● **TASK OBJECTIVE**: Work through the records below and copy every line that includes "value".

● **DATASET RECORDS**:
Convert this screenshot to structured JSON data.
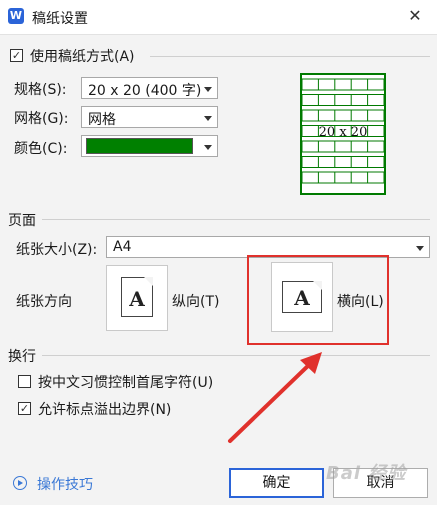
{
  "window": {
    "title": "稿纸设置",
    "app_icon_letter": "W",
    "close_glyph": "✕"
  },
  "use_paper": {
    "checked": true,
    "label": "使用稿纸方式(A)"
  },
  "spec": {
    "label": "规格(S):",
    "value": "20 x 20 (400 字)"
  },
  "grid": {
    "label": "网格(G):",
    "value": "网格"
  },
  "color": {
    "label": "颜色(C):",
    "value": "#008000"
  },
  "preview": {
    "text": "20 x 20",
    "line_color": "#007a00"
  },
  "page_section": {
    "title": "页面"
  },
  "paper_size": {
    "label": "纸张大小(Z):",
    "value": "A4"
  },
  "orientation": {
    "label": "纸张方向",
    "portrait_label": "纵向(T)",
    "landscape_label": "横向(L)",
    "icon_letter": "A",
    "selected": "landscape"
  },
  "wrap_section": {
    "title": "换行",
    "opt1": {
      "checked": false,
      "label": "按中文习惯控制首尾字符(U)"
    },
    "opt2": {
      "checked": true,
      "label": "允许标点溢出边界(N)"
    }
  },
  "footer": {
    "tips": "操作技巧",
    "ok": "确定",
    "cancel": "取消"
  },
  "annotation": {
    "color": "#e0312c"
  },
  "watermark": {
    "text": "Bai 经验"
  }
}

● **SOLUTION TO THIS PROBLEM**:
    "value": "20 x 20 (400 字)"
    "value": "网格"
    "value": "#008000"
    "value": "A4"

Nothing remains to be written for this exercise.